Extracted entries START

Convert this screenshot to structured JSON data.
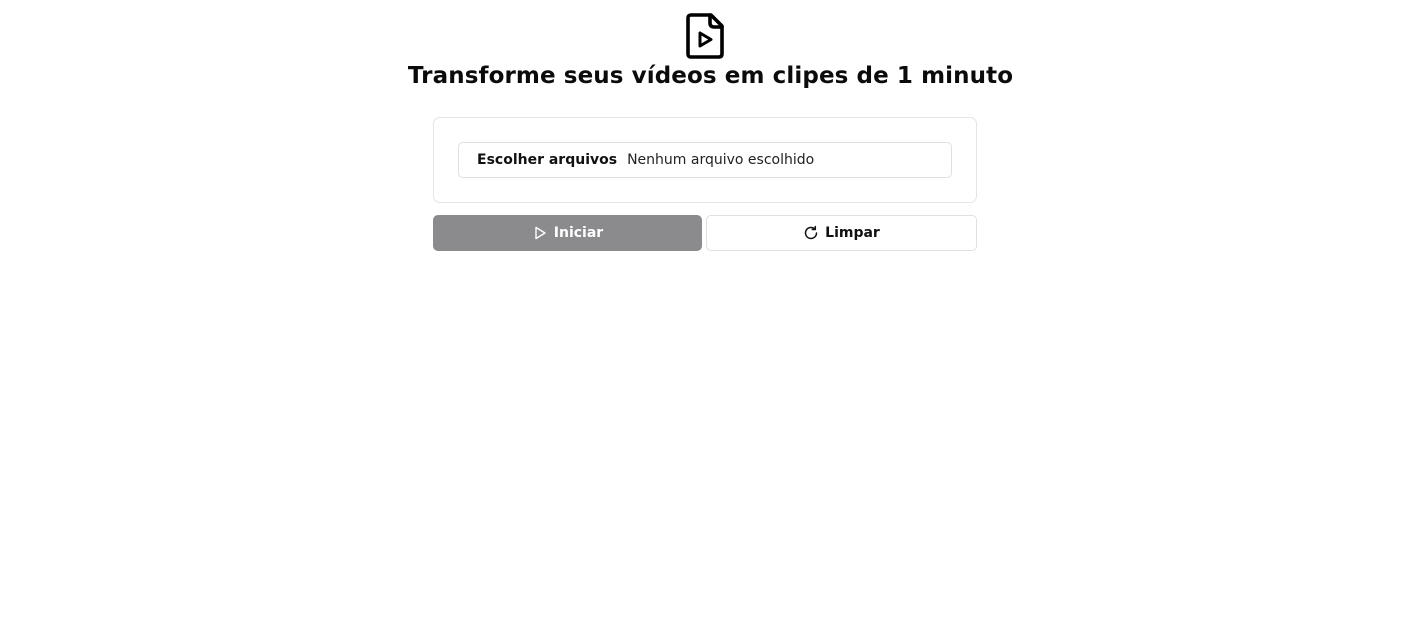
{
  "header": {
    "icon": "file-video-icon",
    "title": "Transforme seus vídeos em clipes de 1 minuto"
  },
  "upload": {
    "choose_label": "Escolher arquivos",
    "status_text": "Nenhum arquivo escolhido"
  },
  "actions": {
    "start_label": "Iniciar",
    "start_icon": "play-icon",
    "start_color": "#8b8b8d",
    "clear_label": "Limpar",
    "clear_icon": "refresh-icon"
  }
}
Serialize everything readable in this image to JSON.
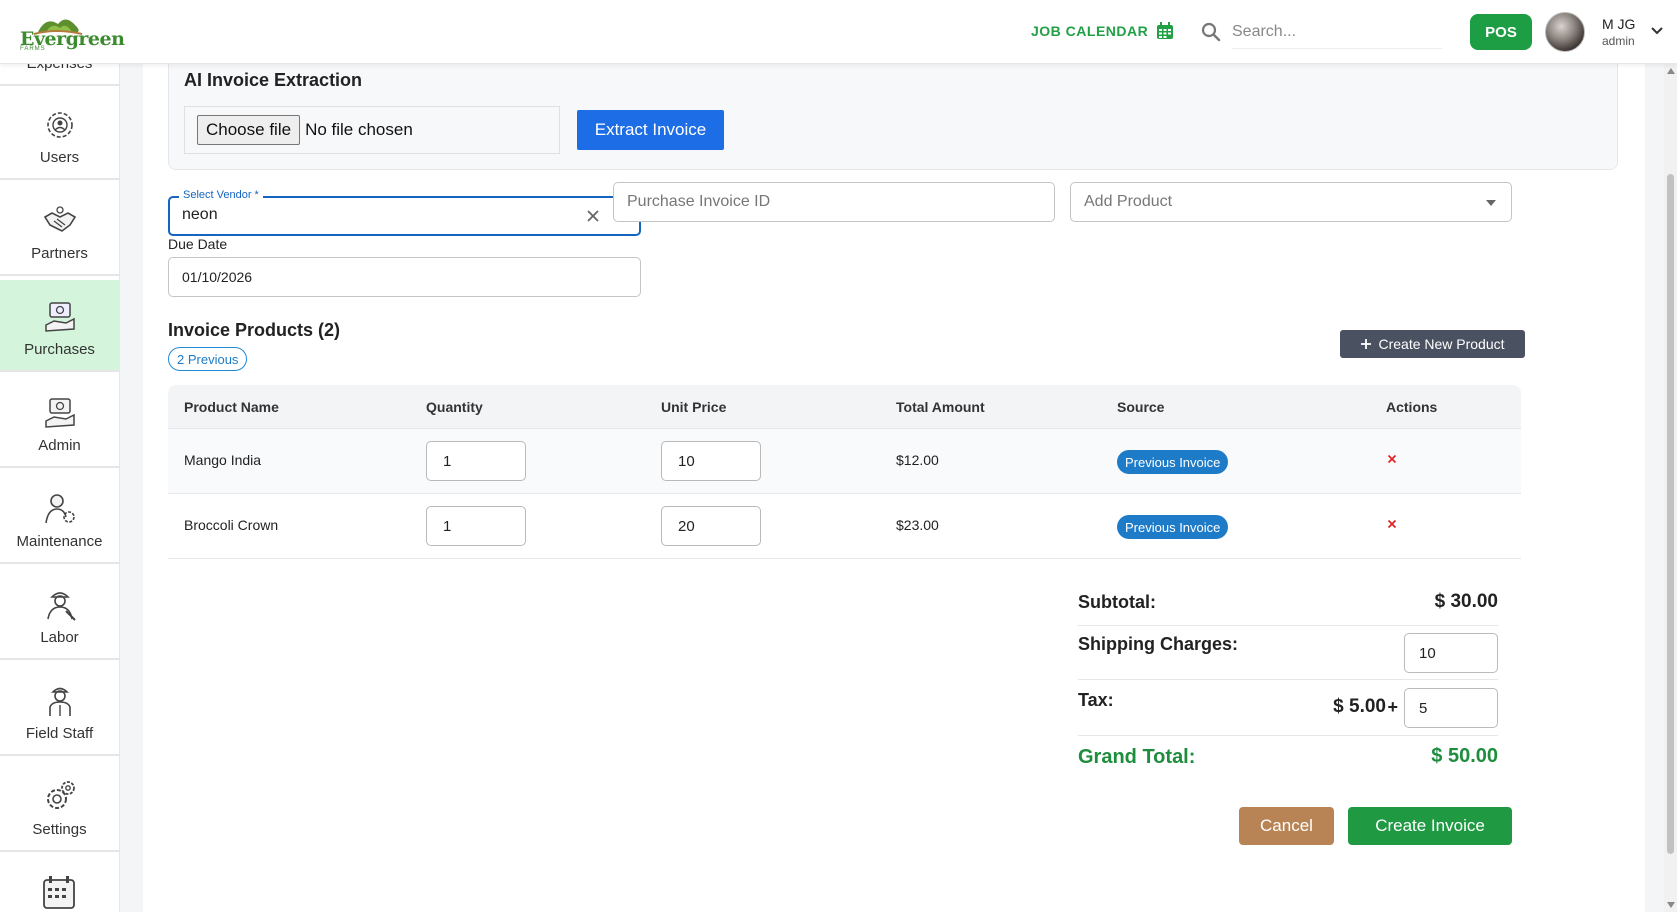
{
  "header": {
    "logo_text": "Evergreen",
    "logo_sub": "FARMS",
    "job_calendar": "JOB CALENDAR",
    "search_placeholder": "Search...",
    "pos": "POS",
    "user_name": "M JG",
    "user_role": "admin"
  },
  "sidebar": {
    "items": [
      {
        "label": "Expenses"
      },
      {
        "label": "Users"
      },
      {
        "label": "Partners"
      },
      {
        "label": "Purchases",
        "active": true
      },
      {
        "label": "Admin"
      },
      {
        "label": "Maintenance"
      },
      {
        "label": "Labor"
      },
      {
        "label": "Field Staff"
      },
      {
        "label": "Settings"
      }
    ]
  },
  "extraction": {
    "title": "AI Invoice Extraction",
    "choose_file": "Choose file",
    "no_file": "No file chosen",
    "extract_button": "Extract Invoice"
  },
  "form": {
    "vendor_label": "Select Vendor *",
    "vendor_value": "neon",
    "invoice_id_placeholder": "Purchase Invoice ID",
    "add_product_placeholder": "Add Product",
    "due_date_label": "Due Date",
    "due_date_value": "01/10/2026"
  },
  "invoice": {
    "title": "Invoice Products (2)",
    "previous_pill": "2 Previous",
    "create_product": "Create New Product",
    "columns": [
      "Product Name",
      "Quantity",
      "Unit Price",
      "Total Amount",
      "Source",
      "Actions"
    ],
    "rows": [
      {
        "name": "Mango India",
        "quantity": "1",
        "unit_price": "10",
        "total": "$12.00",
        "source": "Previous Invoice"
      },
      {
        "name": "Broccoli Crown",
        "quantity": "1",
        "unit_price": "20",
        "total": "$23.00",
        "source": "Previous Invoice"
      }
    ]
  },
  "summary": {
    "subtotal_label": "Subtotal:",
    "subtotal_value": "$ 30.00",
    "shipping_label": "Shipping Charges:",
    "shipping_value": "10",
    "tax_label": "Tax:",
    "tax_amount": "$ 5.00",
    "tax_plus": "+",
    "tax_value": "5",
    "grand_label": "Grand Total:",
    "grand_value": "$ 50.00"
  },
  "actions": {
    "cancel": "Cancel",
    "create_invoice": "Create Invoice"
  },
  "colors": {
    "brand_green": "#1f9a43",
    "primary_blue": "#1d6ee6",
    "active_sidebar": "#d4f5dc",
    "cancel_brown": "#b98455"
  }
}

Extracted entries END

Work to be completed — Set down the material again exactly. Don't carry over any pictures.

Written answer —
Convert this screenshot to structured JSON data.
{
  "header": {
    "icon": "file-video-icon",
    "title": "Transforme seus vídeos em clipes de 1 minuto"
  },
  "upload": {
    "choose_label": "Escolher arquivos",
    "status_text": "Nenhum arquivo escolhido"
  },
  "actions": {
    "start_label": "Iniciar",
    "start_icon": "play-icon",
    "start_color": "#8b8b8d",
    "clear_label": "Limpar",
    "clear_icon": "refresh-icon"
  }
}
Serialize everything readable in this image to JSON.
{
  "header": {
    "logo_text": "Evergreen",
    "logo_sub": "FARMS",
    "job_calendar": "JOB CALENDAR",
    "search_placeholder": "Search...",
    "pos": "POS",
    "user_name": "M JG",
    "user_role": "admin"
  },
  "sidebar": {
    "items": [
      {
        "label": "Expenses"
      },
      {
        "label": "Users"
      },
      {
        "label": "Partners"
      },
      {
        "label": "Purchases",
        "active": true
      },
      {
        "label": "Admin"
      },
      {
        "label": "Maintenance"
      },
      {
        "label": "Labor"
      },
      {
        "label": "Field Staff"
      },
      {
        "label": "Settings"
      }
    ]
  },
  "extraction": {
    "title": "AI Invoice Extraction",
    "choose_file": "Choose file",
    "no_file": "No file chosen",
    "extract_button": "Extract Invoice"
  },
  "form": {
    "vendor_label": "Select Vendor *",
    "vendor_value": "neon",
    "invoice_id_placeholder": "Purchase Invoice ID",
    "add_product_placeholder": "Add Product",
    "due_date_label": "Due Date",
    "due_date_value": "01/10/2026"
  },
  "invoice": {
    "title": "Invoice Products (2)",
    "previous_pill": "2 Previous",
    "create_product": "Create New Product",
    "columns": [
      "Product Name",
      "Quantity",
      "Unit Price",
      "Total Amount",
      "Source",
      "Actions"
    ],
    "rows": [
      {
        "name": "Mango India",
        "quantity": "1",
        "unit_price": "10",
        "total": "$12.00",
        "source": "Previous Invoice"
      },
      {
        "name": "Broccoli Crown",
        "quantity": "1",
        "unit_price": "20",
        "total": "$23.00",
        "source": "Previous Invoice"
      }
    ]
  },
  "summary": {
    "subtotal_label": "Subtotal:",
    "subtotal_value": "$ 30.00",
    "shipping_label": "Shipping Charges:",
    "shipping_value": "10",
    "tax_label": "Tax:",
    "tax_amount": "$ 5.00",
    "tax_plus": "+",
    "tax_value": "5",
    "grand_label": "Grand Total:",
    "grand_value": "$ 50.00"
  },
  "actions": {
    "cancel": "Cancel",
    "create_invoice": "Create Invoice"
  },
  "colors": {
    "brand_green": "#1f9a43",
    "primary_blue": "#1d6ee6",
    "active_sidebar": "#d4f5dc",
    "cancel_brown": "#b98455"
  }
}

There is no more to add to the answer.